Perfluorochemicals or PFCs—the family of fluorine-containing chemicals used to make nonstick cookware and stain-resistant clothing (think Teflon, Gore-Tex, Stainmaster and Scotchgard)—have been a cause for concern for years now. PFCs don’t degrade in the environment, build up in human bodies and have been linked to health problems such as suppressed immune systems, abnormal hormone function and developmental problems in children. Now researchers have linked PFC exposure to early menopause, which is a cause for concern as low levels of estrogen can put women at risk for heart disease and osteoporosis.
All nonstick cookware is coated in a covering containing perfluorooctanic acid (PFOA), which, when overheated, can release toxic gases. Replace all nonstick cookware with stainless steel or cast iron to avoid PFOAs and other PFCs.
For the study, published in the Journal of Endocrinology and Metabolism, researchers tested and surveyed 26,000 women in West Virginia who lived near—and drank water contaminated with PFCs from—a DuPont factory from 2005 to 2006. Although area residents had extremely high levels of PFOAs, the chemical associated with DuPont’s nonstick cookware, in their blood, most residents had average levels of PFOS, another PFC, comparable to those found in the rest of the American public, making the findings relevant to a larger audience.
The researchers found that women in the study between the ages of 42 and 51 who were in the top 20 percent for PFOS levels were 40 percent more likely to have already gone through menopause than those in the bottom 20 percent. The researchers also discovered that as estrogen levels declined, PFOS levels increased.

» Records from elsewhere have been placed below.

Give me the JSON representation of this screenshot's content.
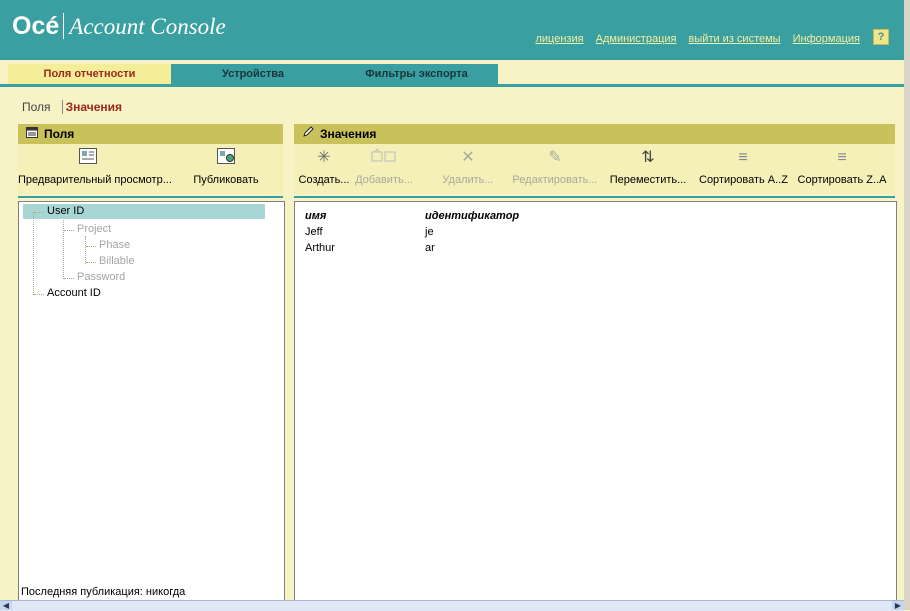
{
  "header": {
    "brand": "Océ",
    "product": "Account Console",
    "links": [
      "лицензия",
      "Администрация",
      "выйти из системы",
      "Информация"
    ],
    "help_glyph": "?"
  },
  "tabs": [
    {
      "label": "Поля отчетности",
      "active": true
    },
    {
      "label": "Устройства",
      "active": false
    },
    {
      "label": "Фильтры экспорта",
      "active": false
    }
  ],
  "subtabs": [
    {
      "label": "Поля",
      "active": false
    },
    {
      "label": "Значения",
      "active": true
    }
  ],
  "left_panel": {
    "title": "Поля",
    "tools": [
      {
        "label": "Предварительный просмотр...",
        "icon": "preview-icon"
      },
      {
        "label": "Публиковать",
        "icon": "publish-icon"
      }
    ],
    "tree": [
      {
        "label": "User ID",
        "selected": true,
        "enabled": true
      },
      {
        "label": "Project",
        "enabled": false
      },
      {
        "label": "Phase",
        "enabled": false
      },
      {
        "label": "Billable",
        "enabled": false
      },
      {
        "label": "Password",
        "enabled": false
      },
      {
        "label": "Account ID",
        "enabled": true
      }
    ],
    "last_published": "Последняя публикация: никогда"
  },
  "right_panel": {
    "title": "Значения",
    "tools": [
      {
        "label": "Создать...",
        "icon": "create-icon",
        "enabled": true
      },
      {
        "label": "Добавить...",
        "icon": "add-icon",
        "enabled": false
      },
      {
        "label": "Удалить...",
        "icon": "delete-icon",
        "enabled": false
      },
      {
        "label": "Редактировать...",
        "icon": "edit-icon",
        "enabled": false
      },
      {
        "label": "Переместить...",
        "icon": "move-icon",
        "enabled": true
      },
      {
        "label": "Сортировать A..Z",
        "icon": "sort-asc-icon",
        "enabled": true
      },
      {
        "label": "Сортировать Z..A",
        "icon": "sort-desc-icon",
        "enabled": true
      }
    ],
    "columns": [
      "имя",
      "идентификатор"
    ],
    "rows": [
      [
        "Jeff",
        "je"
      ],
      [
        "Arthur",
        "ar"
      ]
    ]
  },
  "colors": {
    "header_bg": "#3a9fa1",
    "page_bg": "#f7f3c6",
    "panel_bar": "#c9c25a",
    "active_tab_text": "#9a2a18",
    "selection": "#a7d6d5"
  }
}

To decrease your exposure to PFCs, avoid nonstick cookware and stain-resistant fabrics (don’t forget about furniture and carpeting!), pop your popcorn on the stove and never put food in grease-resistant to-go containers.